"95. If public celebration of a daytime hour, whichever corresponds to the time of day, is immediately followed by Mass, the whole celebration may begin in the same way, either with the introductory verse and hymn for the hour, especially on weekdays, or with the entrance song, procession, and celebrant's greeting, especially on Sundays and holydays; one of the introductory rites is thus omitted.
"The psalmody of the hour follows as usual up to, but excluding, the reading. After the psalmody the penitential rite is omitted and, as circumstances suggest, the Kyrie; the Gloria then follows, if required by the rubrics, and the celebrant says the opening prayer of the Mass.
"96. Evening prayer, celebrated immediately before Mass, is joined to it in the same way as morning prayer. Evening prayer I of solemnities, Sundays, or feasts of the Lord falling on Sundays may not be celebrated until after Mass of the preceding day or Saturday.
"97. When a daytime hour or evening prayer follows Mass, the Mass is celebrated in the usual way up to and including the prayer after communion.
"When the prayer after communion has been said, the psalmody of the hour begins without introduction. At the daytime hour, after the psalmody the short reading is omitted and the prayer is said at once and the dismissal takes place as at Mass. At evening prayer, after the psalmody the short reading is omitted and the Canticle of Mary with its antiphon follows at once; the intercessions and the Lord's Prayer are omitted; the concluding prayer follows, then the blessing of the congregation.

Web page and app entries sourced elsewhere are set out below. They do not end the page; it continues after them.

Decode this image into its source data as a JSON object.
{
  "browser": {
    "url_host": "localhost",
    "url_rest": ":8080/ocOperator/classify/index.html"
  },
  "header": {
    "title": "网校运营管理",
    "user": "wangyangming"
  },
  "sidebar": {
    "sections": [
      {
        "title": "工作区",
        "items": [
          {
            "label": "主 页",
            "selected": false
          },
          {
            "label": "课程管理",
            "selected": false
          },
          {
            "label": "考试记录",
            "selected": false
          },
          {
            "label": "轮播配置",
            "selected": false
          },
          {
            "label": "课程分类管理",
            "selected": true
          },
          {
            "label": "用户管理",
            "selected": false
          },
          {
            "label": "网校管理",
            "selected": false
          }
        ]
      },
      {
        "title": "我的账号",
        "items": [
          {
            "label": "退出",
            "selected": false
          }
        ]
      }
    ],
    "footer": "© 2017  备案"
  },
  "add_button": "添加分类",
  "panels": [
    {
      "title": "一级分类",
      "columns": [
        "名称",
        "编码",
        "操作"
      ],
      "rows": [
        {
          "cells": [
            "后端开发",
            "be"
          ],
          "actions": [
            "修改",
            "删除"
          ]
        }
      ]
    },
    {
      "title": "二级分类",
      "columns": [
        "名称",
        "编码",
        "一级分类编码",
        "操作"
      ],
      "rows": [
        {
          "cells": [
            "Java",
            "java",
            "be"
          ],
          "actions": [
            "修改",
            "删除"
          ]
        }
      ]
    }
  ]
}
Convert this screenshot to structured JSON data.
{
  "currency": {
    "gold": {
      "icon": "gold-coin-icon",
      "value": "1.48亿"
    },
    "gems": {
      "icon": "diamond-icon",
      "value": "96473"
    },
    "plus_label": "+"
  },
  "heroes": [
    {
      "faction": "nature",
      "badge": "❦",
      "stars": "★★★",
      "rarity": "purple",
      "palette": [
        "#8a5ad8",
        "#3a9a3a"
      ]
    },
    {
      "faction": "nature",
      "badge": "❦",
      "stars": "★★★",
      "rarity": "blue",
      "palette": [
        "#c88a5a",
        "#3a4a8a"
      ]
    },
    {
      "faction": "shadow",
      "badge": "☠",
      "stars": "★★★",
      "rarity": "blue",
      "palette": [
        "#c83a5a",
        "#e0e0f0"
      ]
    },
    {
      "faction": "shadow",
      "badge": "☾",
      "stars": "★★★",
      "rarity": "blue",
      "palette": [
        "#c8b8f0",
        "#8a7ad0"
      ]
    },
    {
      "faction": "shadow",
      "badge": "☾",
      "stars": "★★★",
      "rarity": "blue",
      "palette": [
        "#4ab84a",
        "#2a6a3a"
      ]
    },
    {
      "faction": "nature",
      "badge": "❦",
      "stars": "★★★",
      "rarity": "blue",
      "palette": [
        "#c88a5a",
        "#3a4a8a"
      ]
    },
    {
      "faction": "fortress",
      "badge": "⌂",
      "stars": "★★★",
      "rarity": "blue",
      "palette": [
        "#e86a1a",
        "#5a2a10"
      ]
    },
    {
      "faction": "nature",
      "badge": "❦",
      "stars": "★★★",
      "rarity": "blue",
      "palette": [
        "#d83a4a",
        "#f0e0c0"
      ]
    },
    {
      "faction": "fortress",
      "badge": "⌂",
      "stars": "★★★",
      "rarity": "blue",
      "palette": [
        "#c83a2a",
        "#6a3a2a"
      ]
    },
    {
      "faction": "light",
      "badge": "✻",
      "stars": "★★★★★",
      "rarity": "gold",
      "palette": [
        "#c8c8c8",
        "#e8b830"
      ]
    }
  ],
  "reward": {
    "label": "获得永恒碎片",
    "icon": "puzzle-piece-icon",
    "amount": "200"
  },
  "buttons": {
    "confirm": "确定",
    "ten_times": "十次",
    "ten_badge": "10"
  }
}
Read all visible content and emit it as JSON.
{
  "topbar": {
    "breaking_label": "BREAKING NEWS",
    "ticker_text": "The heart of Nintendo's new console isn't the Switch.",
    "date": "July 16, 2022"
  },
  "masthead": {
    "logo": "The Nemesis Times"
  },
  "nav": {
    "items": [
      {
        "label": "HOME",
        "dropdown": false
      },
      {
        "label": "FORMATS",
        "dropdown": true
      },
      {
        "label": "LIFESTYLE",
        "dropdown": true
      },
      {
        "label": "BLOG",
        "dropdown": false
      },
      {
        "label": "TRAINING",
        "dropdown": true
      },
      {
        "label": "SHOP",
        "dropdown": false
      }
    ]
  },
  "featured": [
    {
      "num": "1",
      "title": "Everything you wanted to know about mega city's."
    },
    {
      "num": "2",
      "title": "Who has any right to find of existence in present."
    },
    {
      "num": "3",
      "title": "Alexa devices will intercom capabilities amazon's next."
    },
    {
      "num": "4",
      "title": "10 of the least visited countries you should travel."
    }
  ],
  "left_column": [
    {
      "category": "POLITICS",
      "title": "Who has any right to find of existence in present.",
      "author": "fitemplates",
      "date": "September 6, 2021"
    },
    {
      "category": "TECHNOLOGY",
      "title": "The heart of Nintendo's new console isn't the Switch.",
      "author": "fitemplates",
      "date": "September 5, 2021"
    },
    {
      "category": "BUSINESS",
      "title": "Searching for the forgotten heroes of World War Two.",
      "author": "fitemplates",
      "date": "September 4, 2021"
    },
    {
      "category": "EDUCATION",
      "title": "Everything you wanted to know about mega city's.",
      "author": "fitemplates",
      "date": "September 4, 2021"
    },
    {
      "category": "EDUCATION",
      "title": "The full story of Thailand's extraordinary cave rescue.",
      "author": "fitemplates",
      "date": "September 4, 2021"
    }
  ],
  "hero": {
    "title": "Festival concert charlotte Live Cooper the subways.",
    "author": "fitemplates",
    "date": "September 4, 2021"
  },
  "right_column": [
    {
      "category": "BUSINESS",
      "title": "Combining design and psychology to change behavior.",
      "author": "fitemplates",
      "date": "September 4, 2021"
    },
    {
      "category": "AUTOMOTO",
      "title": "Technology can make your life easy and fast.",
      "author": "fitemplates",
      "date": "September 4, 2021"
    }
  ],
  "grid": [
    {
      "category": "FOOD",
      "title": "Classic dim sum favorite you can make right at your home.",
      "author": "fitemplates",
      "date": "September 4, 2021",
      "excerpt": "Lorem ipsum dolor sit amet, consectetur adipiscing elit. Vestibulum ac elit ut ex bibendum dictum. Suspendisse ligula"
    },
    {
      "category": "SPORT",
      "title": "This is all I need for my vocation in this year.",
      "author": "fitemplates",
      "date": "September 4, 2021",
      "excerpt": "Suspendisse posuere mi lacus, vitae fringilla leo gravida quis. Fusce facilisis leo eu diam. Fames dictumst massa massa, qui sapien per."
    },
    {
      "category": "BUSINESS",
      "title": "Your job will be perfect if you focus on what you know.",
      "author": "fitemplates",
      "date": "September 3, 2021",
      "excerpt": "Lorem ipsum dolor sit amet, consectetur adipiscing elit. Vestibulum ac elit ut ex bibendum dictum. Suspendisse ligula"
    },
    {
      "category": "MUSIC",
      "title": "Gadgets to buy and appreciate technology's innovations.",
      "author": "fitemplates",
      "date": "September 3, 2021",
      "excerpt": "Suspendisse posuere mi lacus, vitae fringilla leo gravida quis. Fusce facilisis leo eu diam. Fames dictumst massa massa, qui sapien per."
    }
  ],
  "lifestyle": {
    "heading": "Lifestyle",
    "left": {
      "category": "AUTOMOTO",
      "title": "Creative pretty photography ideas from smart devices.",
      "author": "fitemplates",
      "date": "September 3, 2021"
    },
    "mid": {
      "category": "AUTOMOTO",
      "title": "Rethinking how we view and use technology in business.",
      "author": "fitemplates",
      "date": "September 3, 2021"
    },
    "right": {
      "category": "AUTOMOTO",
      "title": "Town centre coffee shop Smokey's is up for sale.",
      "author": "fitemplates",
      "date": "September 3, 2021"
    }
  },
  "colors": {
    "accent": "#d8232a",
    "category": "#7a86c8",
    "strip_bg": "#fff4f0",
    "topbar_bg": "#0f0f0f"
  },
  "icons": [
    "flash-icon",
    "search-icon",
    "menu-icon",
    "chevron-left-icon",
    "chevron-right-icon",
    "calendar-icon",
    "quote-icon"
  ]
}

"98. Apart from Christmas eve, the combining of Mass with the office of readings is normally excluded, since the Mass already has its own cycle of readings, to be kept distinct from any other. But if by way of exception, it should be necessary to join the two, then immediately after the second reading from the office, with its responsory, the rest is omitted and the Mass begins with the Gloria, if it is called for; otherwise the Mass begins with the opening prayer."
Our reader's question arose because two parishes joined the office to daily Mass in different ways. As norm No. 93 makes clear, joining the office to Mass is not contemplated as a daily practice. This would mean, for example, that the faithful would almost never use the penitential rite.
While praying the daily office in a parish is highly praiseworthy, I suggest that it would be better to habitually pray the office completely, omitting perhaps the office's concluding verse, and then begin Mass as usual.
Finally a correspondent from the state of Uttaranchal, in India, asks: "There are some who say that when there is holy Mass in the evening there is no need to say vespers as the Eucharist is the highest form of worship. Is there any rule that says there is no need to say vespers after the Mass in the evening?"
I believe that the norms we have quoted above are enough to show that this opinion does not correspond to the mind of the Church. Except on rare occasions such as Holy Thursday and Good Friday, vespers are always said.
The Eucharist is certainly the highest form of worship. But the higher does not require the elimination of the lower which prolongs our thanks and praise for the higher.